In that video, the reserve officer, riding as a passenger in a car (and on her own time), made sarcastic comments about cyclists that she passed on the road. That was the entire point of her video—making mean comments about people riding bikes, in an attempt to be funny, in the same way the wannabe popular kids pick on other kids, and try to get everybody else to laugh at it and go along for the ride.

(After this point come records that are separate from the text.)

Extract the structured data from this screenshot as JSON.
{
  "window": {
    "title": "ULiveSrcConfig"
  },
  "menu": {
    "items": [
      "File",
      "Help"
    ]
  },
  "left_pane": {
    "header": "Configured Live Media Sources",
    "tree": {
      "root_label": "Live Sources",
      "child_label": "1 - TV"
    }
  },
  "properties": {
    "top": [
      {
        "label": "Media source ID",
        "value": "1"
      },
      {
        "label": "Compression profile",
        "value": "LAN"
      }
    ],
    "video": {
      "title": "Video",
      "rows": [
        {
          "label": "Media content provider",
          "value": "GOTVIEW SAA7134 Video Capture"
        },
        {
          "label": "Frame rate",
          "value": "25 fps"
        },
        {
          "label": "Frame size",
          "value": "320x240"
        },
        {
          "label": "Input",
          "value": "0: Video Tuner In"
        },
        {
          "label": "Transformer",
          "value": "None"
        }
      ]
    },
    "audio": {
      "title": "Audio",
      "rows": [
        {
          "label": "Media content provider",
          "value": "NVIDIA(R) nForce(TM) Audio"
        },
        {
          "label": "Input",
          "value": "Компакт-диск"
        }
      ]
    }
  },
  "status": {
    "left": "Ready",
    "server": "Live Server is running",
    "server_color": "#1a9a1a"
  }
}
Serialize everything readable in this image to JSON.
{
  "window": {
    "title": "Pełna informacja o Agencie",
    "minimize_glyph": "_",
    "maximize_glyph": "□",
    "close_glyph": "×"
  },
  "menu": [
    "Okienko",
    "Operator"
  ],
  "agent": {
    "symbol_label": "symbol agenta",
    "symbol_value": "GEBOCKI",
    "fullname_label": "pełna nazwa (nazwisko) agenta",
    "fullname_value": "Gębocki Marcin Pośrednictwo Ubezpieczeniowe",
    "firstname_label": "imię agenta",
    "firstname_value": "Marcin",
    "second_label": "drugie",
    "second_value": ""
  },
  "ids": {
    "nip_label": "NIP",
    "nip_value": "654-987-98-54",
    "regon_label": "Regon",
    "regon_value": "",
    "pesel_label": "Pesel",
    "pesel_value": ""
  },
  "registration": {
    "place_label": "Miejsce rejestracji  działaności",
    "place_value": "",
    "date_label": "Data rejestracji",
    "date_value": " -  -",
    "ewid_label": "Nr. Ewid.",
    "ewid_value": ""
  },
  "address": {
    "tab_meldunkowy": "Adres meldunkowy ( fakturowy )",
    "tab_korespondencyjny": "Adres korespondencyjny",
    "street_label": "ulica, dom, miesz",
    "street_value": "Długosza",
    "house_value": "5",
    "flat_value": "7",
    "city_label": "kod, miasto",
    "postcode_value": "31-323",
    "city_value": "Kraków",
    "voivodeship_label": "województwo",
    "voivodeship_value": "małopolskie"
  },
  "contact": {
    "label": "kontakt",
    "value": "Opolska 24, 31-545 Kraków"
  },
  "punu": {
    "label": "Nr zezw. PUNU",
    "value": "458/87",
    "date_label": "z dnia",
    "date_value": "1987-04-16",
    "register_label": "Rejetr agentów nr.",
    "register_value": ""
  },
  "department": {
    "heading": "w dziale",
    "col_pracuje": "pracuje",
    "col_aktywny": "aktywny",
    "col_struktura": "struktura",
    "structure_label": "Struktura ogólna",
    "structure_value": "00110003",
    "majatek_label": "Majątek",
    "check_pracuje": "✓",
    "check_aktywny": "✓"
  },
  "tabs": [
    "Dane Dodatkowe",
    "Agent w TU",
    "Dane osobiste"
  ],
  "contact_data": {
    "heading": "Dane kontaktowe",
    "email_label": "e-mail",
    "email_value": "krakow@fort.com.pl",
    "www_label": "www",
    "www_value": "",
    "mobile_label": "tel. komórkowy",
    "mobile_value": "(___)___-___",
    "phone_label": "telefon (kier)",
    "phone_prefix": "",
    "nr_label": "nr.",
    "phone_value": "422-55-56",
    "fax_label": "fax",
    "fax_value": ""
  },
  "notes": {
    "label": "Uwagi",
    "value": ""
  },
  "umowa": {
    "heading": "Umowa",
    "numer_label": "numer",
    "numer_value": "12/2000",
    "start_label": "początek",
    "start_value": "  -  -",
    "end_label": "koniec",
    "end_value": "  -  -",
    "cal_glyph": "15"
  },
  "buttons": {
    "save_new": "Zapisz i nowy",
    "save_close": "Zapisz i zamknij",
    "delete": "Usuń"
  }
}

Except this wasn’t a junior high school student making an attempt at popularity with the cool kids—she was a reserve police officer. And while she thought she was picking on the nerds, she was actually picking on the “cool kids” in her attempt to boost her own popularity. The fact is, interest in bicycling has been growing by leaps and bounds for many years now, among everybody from hip urban trendsetters, to working people trying to save a dollar, to families bonding over a common activity, to aging baby boomers looking for exercise, and everybody in between—and it is only getting more popular with each passing year.
But picking the wrong target for her juvenile spite was only the tip of the iceberg. From the perspective of people who just want to ride their bikes, whether for exercise, or to economize, or to reduce their environmental impact, or just for the fun of it all, here was an officer of the law expressing her hatred of cyclists for no reason other than their presence on the road. And let’s be clear—when she repeatedly mentioned running over bicyclists, and ended her video with a statement saying “Like you’ve never thought about it” appearing over a graphic photo of an infamous collision in Mexico, in which a drunk American motorist plowed into a group of cyclists, killing one and injuring several more, her expressed hatred was seen as bordering on an incitement to violence.

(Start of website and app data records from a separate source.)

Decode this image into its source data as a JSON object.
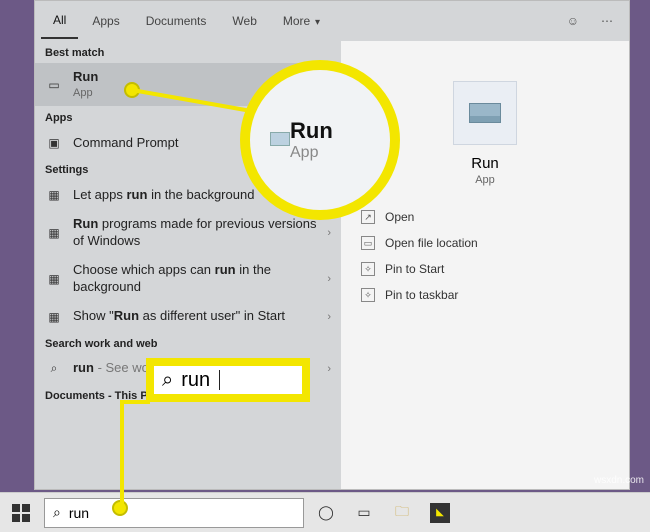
{
  "topbar": {
    "tabs": {
      "all": "All",
      "apps": "Apps",
      "documents": "Documents",
      "web": "Web",
      "more": "More"
    }
  },
  "sections": {
    "best_match": "Best match",
    "apps": "Apps",
    "settings": "Settings",
    "work_web": "Search work and web",
    "documents": "Documents - This PC (3+)"
  },
  "results": {
    "best": {
      "title": "Run",
      "subtitle": "App"
    },
    "app1": "Command Prompt",
    "s1_a": "Let apps ",
    "s1_b": "run",
    "s1_c": " in the background",
    "s2_a": "Run",
    "s2_b": " programs made for previous versions of Windows",
    "s3_a": "Choose which apps can ",
    "s3_b": "run",
    "s3_c": " in the background",
    "s4_a": "Show \"",
    "s4_b": "Run",
    "s4_c": " as different user\" in Start",
    "web_a": "run",
    "web_b": " - See work and web results"
  },
  "details": {
    "title": "Run",
    "subtitle": "App",
    "actions": {
      "open": "Open",
      "openloc": "Open file location",
      "pinstart": "Pin to Start",
      "pintask": "Pin to taskbar"
    }
  },
  "callout": {
    "title": "Run",
    "subtitle": "App",
    "zoom_search": "run"
  },
  "search": {
    "value": "run"
  },
  "watermark": "wsxdn.com"
}
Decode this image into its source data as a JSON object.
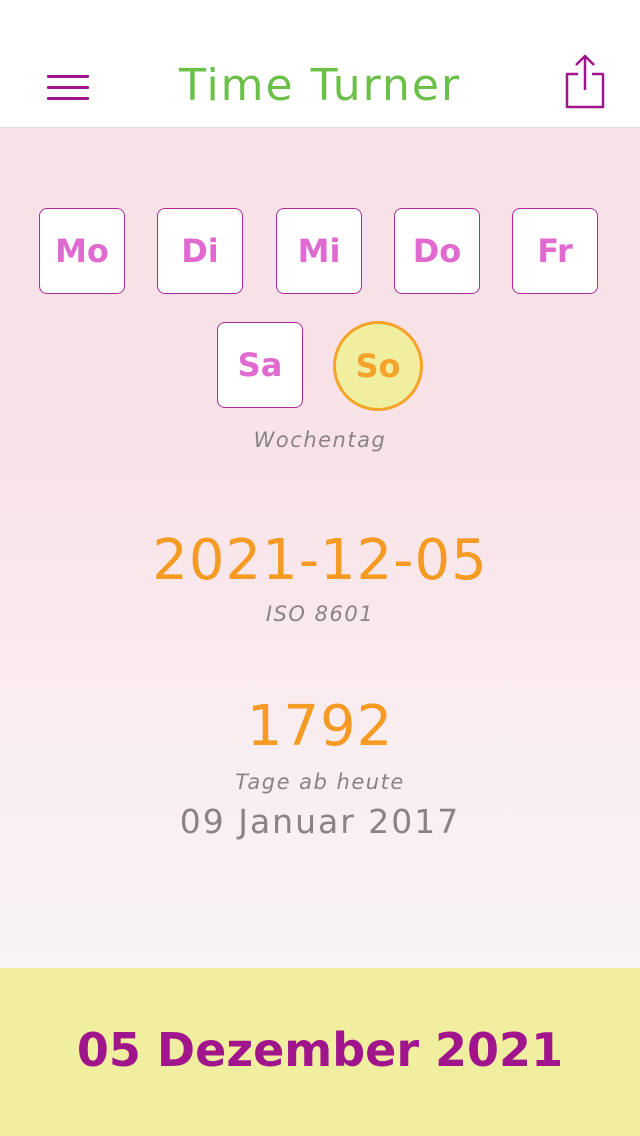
{
  "header": {
    "title": "Time Turner",
    "menu_icon": "hamburger-menu-icon",
    "share_icon": "share-icon"
  },
  "weekdays": {
    "items": [
      {
        "label": "Mo",
        "selected": false
      },
      {
        "label": "Di",
        "selected": false
      },
      {
        "label": "Mi",
        "selected": false
      },
      {
        "label": "Do",
        "selected": false
      },
      {
        "label": "Fr",
        "selected": false
      },
      {
        "label": "Sa",
        "selected": false
      },
      {
        "label": "So",
        "selected": true
      }
    ],
    "caption": "Wochentag"
  },
  "iso": {
    "value": "2021-12-05",
    "caption": "ISO 8601"
  },
  "days_from_today": {
    "value": "1792",
    "caption": "Tage ab heute",
    "reference_date": "09 Januar 2017"
  },
  "footer": {
    "date": "05 Dezember 2021"
  },
  "colors": {
    "accent_purple": "#a0148c",
    "title_green": "#6cc04a",
    "value_orange": "#f59a22",
    "day_pink": "#e06ad0",
    "selected_fill": "#f0ee9f",
    "footer_bg": "#f0ee9f"
  }
}
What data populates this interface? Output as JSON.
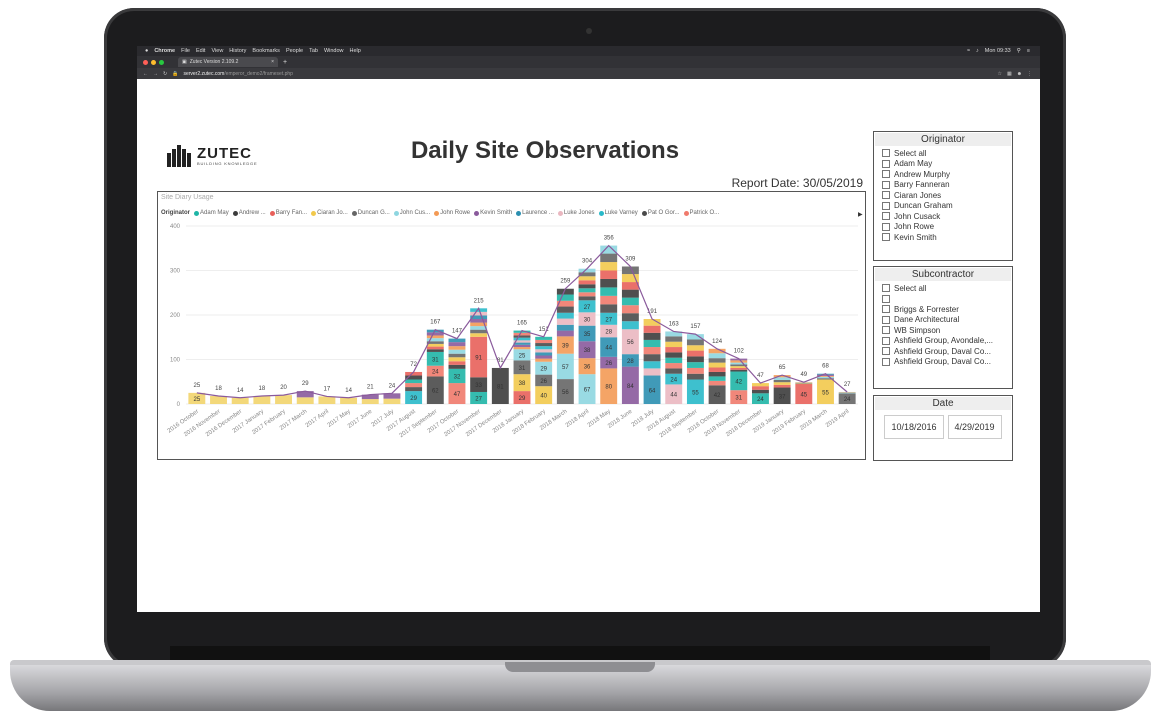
{
  "menubar": {
    "apple": "",
    "items": [
      "Chrome",
      "File",
      "Edit",
      "View",
      "History",
      "Bookmarks",
      "People",
      "Tab",
      "Window",
      "Help"
    ],
    "clock": "Mon 09:33"
  },
  "browser": {
    "tab_title": "Zutec Version 2.109.2",
    "url_host": "server2.zutec.com",
    "url_path": "/emperor_demo2/frameset.php"
  },
  "report": {
    "logo_name": "ZUTEC",
    "logo_tagline": "BUILDING KNOWLEDGE",
    "title": "Daily Site Observations",
    "report_date": "Report Date: 30/05/2019",
    "chart_title": "Site Diary Usage",
    "legend_label": "Originator",
    "legend": [
      {
        "name": "Adam May",
        "color": "#1fb5a6"
      },
      {
        "name": "Andrew ...",
        "color": "#3c3c3c"
      },
      {
        "name": "Barry Fan...",
        "color": "#e8605a"
      },
      {
        "name": "Ciaran Jo...",
        "color": "#f2c94c"
      },
      {
        "name": "Duncan G...",
        "color": "#666666"
      },
      {
        "name": "John Cus...",
        "color": "#8ed6e0"
      },
      {
        "name": "John Rowe",
        "color": "#f39a55"
      },
      {
        "name": "Kevin Smith",
        "color": "#8a5a9c"
      },
      {
        "name": "Laurence ...",
        "color": "#2b8fb0"
      },
      {
        "name": "Luke Jones",
        "color": "#eab7c0"
      },
      {
        "name": "Luke Varney",
        "color": "#29b9c9"
      },
      {
        "name": "Pat O Gor...",
        "color": "#4a4a4a"
      },
      {
        "name": "Patrick O...",
        "color": "#f07a6c"
      }
    ]
  },
  "chart_data": {
    "type": "bar",
    "stacked": true,
    "title": "Site Diary Usage",
    "ylim": [
      0,
      400
    ],
    "yticks": [
      0,
      100,
      200,
      300,
      400
    ],
    "categories": [
      "2016 October",
      "2016 November",
      "2016 December",
      "2017 January",
      "2017 February",
      "2017 March",
      "2017 April",
      "2017 May",
      "2017 June",
      "2017 July",
      "2017 August",
      "2017 September",
      "2017 October",
      "2017 November",
      "2017 December",
      "2018 January",
      "2018 February",
      "2018 March",
      "2018 April",
      "2018 May",
      "2018 June",
      "2018 July",
      "2018 August",
      "2018 September",
      "2018 October",
      "2018 November",
      "2018 December",
      "2019 January",
      "2019 February",
      "2019 March",
      "2019 April"
    ],
    "totals": [
      25,
      18,
      14,
      18,
      20,
      29,
      17,
      14,
      21,
      24,
      72,
      167,
      147,
      215,
      81,
      165,
      151,
      259,
      304,
      356,
      309,
      191,
      163,
      157,
      124,
      102,
      47,
      65,
      49,
      68,
      27
    ],
    "segment_labels": [
      [
        "25"
      ],
      [],
      [],
      [],
      [],
      [],
      [],
      [],
      [],
      [],
      [
        "29"
      ],
      [
        "62",
        "24",
        "31"
      ],
      [
        "47",
        "32"
      ],
      [
        "27",
        "33",
        "91"
      ],
      [
        "81"
      ],
      [
        "29",
        "38",
        "31",
        "25"
      ],
      [
        "40",
        "26",
        "29"
      ],
      [
        "56",
        "57",
        "39"
      ],
      [
        "67",
        "36",
        "38",
        "35",
        "30",
        "27"
      ],
      [
        "80",
        "26",
        "44",
        "28",
        "27"
      ],
      [
        "84",
        "28",
        "56"
      ],
      [
        "64"
      ],
      [
        "44",
        "24"
      ],
      [
        "55"
      ],
      [
        "42"
      ],
      [
        "31",
        "42"
      ],
      [
        "24"
      ],
      [
        "37"
      ],
      [
        "45"
      ],
      [
        "55"
      ],
      [
        "24"
      ]
    ],
    "line_series": "Total"
  },
  "originator_slicer": {
    "title": "Originator",
    "items": [
      "Select all",
      "Adam May",
      "Andrew Murphy",
      "Barry Fanneran",
      "Ciaran Jones",
      "Duncan Graham",
      "John Cusack",
      "John Rowe",
      "Kevin Smith"
    ]
  },
  "subcontractor_slicer": {
    "title": "Subcontractor",
    "items": [
      "Select all",
      "",
      "Briggs & Forrester",
      "Dane Architectural",
      "WB Simpson",
      "Ashfield Group, Avondale,...",
      "Ashfield Group, Daval Co...",
      "Ashfield Group, Daval Co..."
    ]
  },
  "date_slicer": {
    "title": "Date",
    "start": "10/18/2016",
    "end": "4/29/2019"
  }
}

And let’s be clear about something else, too. Every cyclist she passed in her video was riding lawfully, and courteously. There were no “scofflaw cyclists” in her video, just ordinary people minding their business, lawfully riding their bikes and courteously sharing the road. There was absolutely no rationale for a reserve police officer to be riding around expressing her desire to run them over. Even if she was on her own time.

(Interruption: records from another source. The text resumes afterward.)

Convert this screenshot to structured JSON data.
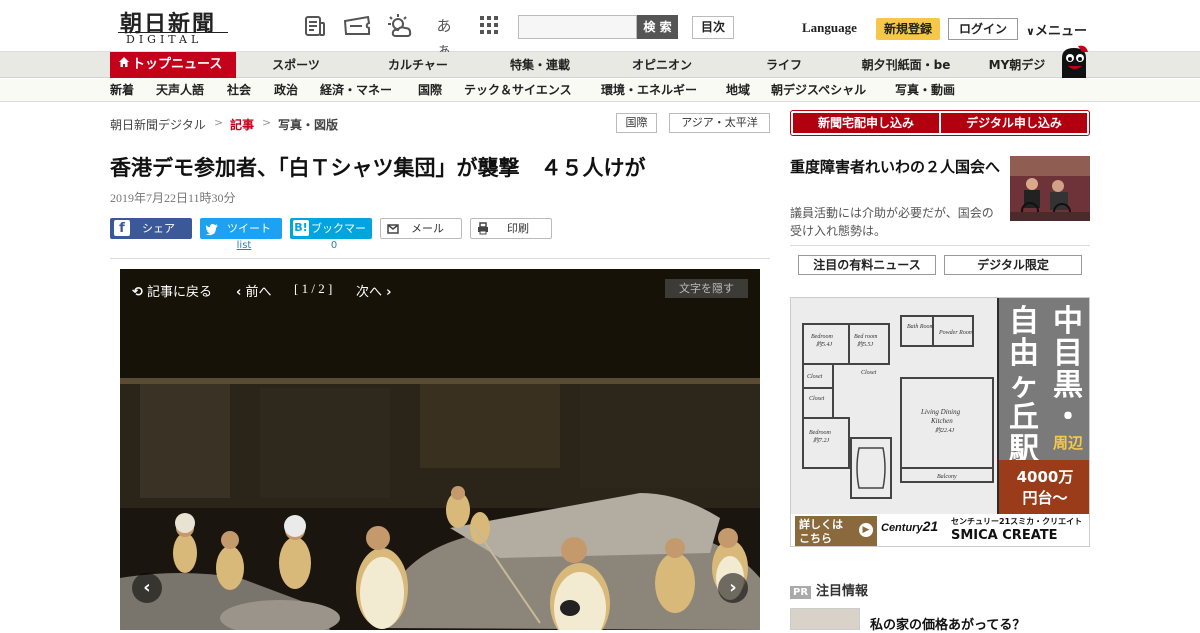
{
  "header": {
    "logo_main": "朝日新聞",
    "logo_sub": "DIGITAL",
    "search_button": "検 索",
    "index_button": "目次",
    "language": "Language",
    "signup": "新規登録",
    "login": "ログイン",
    "menu": "メニュー",
    "icon_aa": "あぁ"
  },
  "nav_primary": {
    "active": "トップニュース",
    "items": [
      "スポーツ",
      "カルチャー",
      "特集・連載",
      "オピニオン",
      "ライフ",
      "朝夕刊紙面・be",
      "MY朝デジ"
    ]
  },
  "nav_secondary": {
    "items": [
      "新着",
      "天声人語",
      "社会",
      "政治",
      "経済・マネー",
      "国際",
      "テック＆サイエンス",
      "環境・エネルギー",
      "地域",
      "朝デジスペシャル",
      "写真・動画"
    ]
  },
  "breadcrumb": [
    "朝日新聞デジタル",
    "記事",
    "写真・図版"
  ],
  "tags": [
    "国際",
    "アジア・太平洋"
  ],
  "article": {
    "title": "香港デモ参加者、「白Ｔシャツ集団」が襲撃　４５人けが",
    "date": "2019年7月22日11時30分"
  },
  "share": {
    "facebook": "シェア",
    "twitter": "ツイート",
    "twitter_sub": "list",
    "hatena": "ブックマーク",
    "hatena_count": "0",
    "mail": "メール",
    "print": "印刷"
  },
  "photo_viewer": {
    "back": "記事に戻る",
    "prev": "前へ",
    "page": "[ 1 / 2 ]",
    "next": "次へ",
    "hide_text": "文字を隠す"
  },
  "sidebar": {
    "subscribe_home": "新聞宅配申し込み",
    "subscribe_digital": "デジタル申し込み",
    "featured_title": "重度障害者れいわの２人国会へ",
    "featured_desc": "議員活動には介助が必要だが、国会の受け入れ態勢は。",
    "tab_paid": "注目の有料ニュース",
    "tab_digital": "デジタル限定",
    "pr_badge": "PR",
    "pr_heading": "注目情報",
    "pr_item": "私の家の価格あがってる？"
  },
  "ad": {
    "headline": "中目黒・自由ヶ丘駅",
    "area": "周辺",
    "price": "4000万円台〜",
    "cta": "詳しくはこちら",
    "brand": "CENTURY 21",
    "company_jp": "センチュリー21スミカ・クリエイト",
    "company_en": "SMICA CREATE",
    "rooms": [
      "Bedroom",
      "Bed room",
      "Bath Room",
      "Powder Room",
      "Closet",
      "Closet",
      "Closet",
      "Bedroom",
      "Living Dining Kitchen",
      "Balcony"
    ],
    "room_sizes": [
      "約5.4J",
      "約5.5J",
      "約7.2J",
      "約22.4J"
    ]
  },
  "colors": {
    "brand_red": "#c4001a",
    "signup_yellow": "#f6c84a",
    "facebook": "#3b5998",
    "twitter": "#1da1f2",
    "hatena": "#00a4de"
  }
}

That’s not all. When the controversy broke, a message on the Santa Paula Police Department’s Facebook page expressed support for the video, and encouraged cyclists to obey the law. Clearly, whoever wrote that message—another reserve officer, it turned out—was completely out of touch with what was happening on the street. And unfortunately for Chief McLean, he got the initial blame for supporting the video.
But Chief McLean is nobody’s fool. He took immediate, decisive action, placing both reserve officers on administrative leave. And before the weekend was over, Laura Weintraub, the officer who had made the video, had resigned from the Police Department. It’s obvious that these two reserve officers created an enormous public relations problem that he didn’t ask for or want, and the Chief should not be singled out for blame in this incident. In fact, Chief McLean deserves full credit for swiftly dealing with a problem in his Department.
And now it turns out there’s a silver lining in all of this. When the controversy broke, Chief McLean expressed his willingness to discuss the incident with anybody who wanted to discuss it. Well, somebody took him up on it, and gave the Chief a call. And true to his word, Chief McLean was ready to talk. The result? This Friday, bicycle advocates from Ventura County and the Los Angeles County Bicycle Coalition will sit down with Chief McLean and explore ways to build bridges, and to bring some bicycle education to a police department with limited resources and a willingness to listen.
They say when life hands you lemons, make lemonade. I say, this is the time to make lemonade in the Citrus Capital of the World.
Bob Mionske is a former U.S. Olympic and pro cyclist, and a nationally-known bicycle accident lawyer based in Portland, Oregon and affiliated with the Bike Law network. A prolific advocate for the rights of cyclists, Mionske authored Bicycling & the Law in 2007, and has continued his advocacy on behalf of the rights of cyclists with his Road Rights column inBicycling magazine.